STORED DATA =
____
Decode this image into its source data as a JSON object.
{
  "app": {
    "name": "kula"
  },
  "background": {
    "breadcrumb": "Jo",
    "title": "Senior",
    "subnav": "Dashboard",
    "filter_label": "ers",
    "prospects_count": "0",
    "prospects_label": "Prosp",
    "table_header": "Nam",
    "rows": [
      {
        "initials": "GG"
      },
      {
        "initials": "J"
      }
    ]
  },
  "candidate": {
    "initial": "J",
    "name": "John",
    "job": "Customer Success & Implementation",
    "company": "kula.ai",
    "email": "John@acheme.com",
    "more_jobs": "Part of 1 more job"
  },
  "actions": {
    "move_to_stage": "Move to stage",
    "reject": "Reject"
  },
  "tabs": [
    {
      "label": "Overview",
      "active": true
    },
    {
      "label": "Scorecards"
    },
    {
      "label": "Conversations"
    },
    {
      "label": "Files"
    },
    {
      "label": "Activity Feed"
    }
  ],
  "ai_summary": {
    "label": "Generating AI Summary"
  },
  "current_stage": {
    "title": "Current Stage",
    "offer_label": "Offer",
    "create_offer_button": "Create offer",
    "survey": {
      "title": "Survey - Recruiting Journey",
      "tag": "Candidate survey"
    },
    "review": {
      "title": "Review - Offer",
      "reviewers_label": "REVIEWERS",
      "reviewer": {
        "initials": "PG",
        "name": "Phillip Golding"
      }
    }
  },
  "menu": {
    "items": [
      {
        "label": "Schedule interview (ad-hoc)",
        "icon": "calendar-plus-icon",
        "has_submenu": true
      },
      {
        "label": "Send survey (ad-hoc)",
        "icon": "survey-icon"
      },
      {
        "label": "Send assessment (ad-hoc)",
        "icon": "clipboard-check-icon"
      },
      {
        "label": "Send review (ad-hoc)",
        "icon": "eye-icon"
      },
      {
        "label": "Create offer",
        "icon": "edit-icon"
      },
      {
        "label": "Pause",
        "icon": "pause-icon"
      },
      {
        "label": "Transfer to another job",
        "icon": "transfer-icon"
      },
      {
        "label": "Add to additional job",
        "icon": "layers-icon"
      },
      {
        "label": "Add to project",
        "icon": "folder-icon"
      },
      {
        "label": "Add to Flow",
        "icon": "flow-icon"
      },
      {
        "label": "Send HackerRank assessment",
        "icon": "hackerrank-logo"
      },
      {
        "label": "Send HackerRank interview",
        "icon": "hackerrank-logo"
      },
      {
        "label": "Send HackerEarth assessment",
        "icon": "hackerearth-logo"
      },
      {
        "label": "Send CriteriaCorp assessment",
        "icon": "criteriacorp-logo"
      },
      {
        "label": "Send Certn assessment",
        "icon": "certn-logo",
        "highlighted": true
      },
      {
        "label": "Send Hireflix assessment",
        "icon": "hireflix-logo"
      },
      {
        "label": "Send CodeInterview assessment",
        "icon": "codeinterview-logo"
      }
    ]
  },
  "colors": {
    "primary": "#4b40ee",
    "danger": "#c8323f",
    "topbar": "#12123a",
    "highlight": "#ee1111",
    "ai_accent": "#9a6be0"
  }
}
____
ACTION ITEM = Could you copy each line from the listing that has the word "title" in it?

YOUR SOLUTION =
    "title": "Senior",
    "title": "Current Stage",
      "title": "Survey - Recruiting Journey",
      "title": "Review - Offer",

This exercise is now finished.